* [Task brief] Every line of the entries with the word "stack" in it should be shown.

(Excerpts from an interface dataset)
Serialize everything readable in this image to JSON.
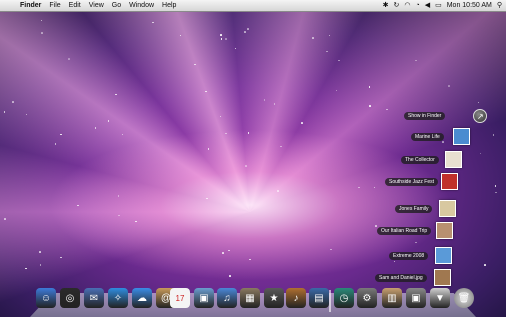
{
  "menubar": {
    "app_name": "Finder",
    "menus": [
      "File",
      "Edit",
      "View",
      "Go",
      "Window",
      "Help"
    ],
    "clock": "Mon 10:50 AM"
  },
  "stack": {
    "show_in_finder_label": "Show in Finder",
    "items": [
      {
        "label": "Marine Life",
        "thumb_color": "#4a8cd0"
      },
      {
        "label": "The Collector",
        "thumb_color": "#e8e0d0"
      },
      {
        "label": "Southside Jazz Fest",
        "thumb_color": "#c0302a"
      },
      {
        "label": "Jones Family",
        "thumb_color": "#d8c8a0"
      },
      {
        "label": "Our Italian Road Trip",
        "thumb_color": "#b89070"
      },
      {
        "label": "Extreme 2008",
        "thumb_color": "#5a9ad8"
      },
      {
        "label": "Sam and Daniel.jpg",
        "thumb_color": "#a07850"
      }
    ]
  },
  "dock": {
    "items": [
      {
        "icon": "finder-icon",
        "color": "#3d7bd9",
        "glyph": "☺"
      },
      {
        "icon": "dashboard-icon",
        "color": "#2b2b2b",
        "glyph": "◎"
      },
      {
        "icon": "mail-icon",
        "color": "#4a6fb5",
        "glyph": "✉"
      },
      {
        "icon": "safari-icon",
        "color": "#2f8de0",
        "glyph": "✧"
      },
      {
        "icon": "ichat-icon",
        "color": "#3a8de8",
        "glyph": "☁"
      },
      {
        "icon": "address-book-icon",
        "color": "#c89a5a",
        "glyph": "@"
      },
      {
        "icon": "ical-icon",
        "color": "#f0f0f0",
        "glyph": "17"
      },
      {
        "icon": "preview-icon",
        "color": "#6a9ed0",
        "glyph": "▣"
      },
      {
        "icon": "itunes-icon",
        "color": "#4a88d8",
        "glyph": "♫"
      },
      {
        "icon": "iphoto-icon",
        "color": "#8a7a60",
        "glyph": "▦"
      },
      {
        "icon": "imovie-icon",
        "color": "#5a5a5a",
        "glyph": "★"
      },
      {
        "icon": "garageband-icon",
        "color": "#b07030",
        "glyph": "♪"
      },
      {
        "icon": "spaces-icon",
        "color": "#3a6aa8",
        "glyph": "▤"
      },
      {
        "icon": "time-machine-icon",
        "color": "#2a8a7a",
        "glyph": "◷"
      },
      {
        "icon": "system-preferences-icon",
        "color": "#7a7a7a",
        "glyph": "⚙"
      },
      {
        "icon": "photos-stack-icon",
        "color": "#c8a070",
        "glyph": "▥"
      },
      {
        "icon": "applications-stack-icon",
        "color": "#8a8a8a",
        "glyph": "▣"
      },
      {
        "icon": "documents-stack-icon",
        "color": "#d0d0d0",
        "glyph": "▼"
      },
      {
        "icon": "trash-icon",
        "color": "#9a9a9a",
        "glyph": "🗑"
      }
    ]
  }
}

* [Task solution]
  "stack": {
        "icon": "photos-stack-icon",
        "icon": "applications-stack-icon",
        "icon": "documents-stack-icon",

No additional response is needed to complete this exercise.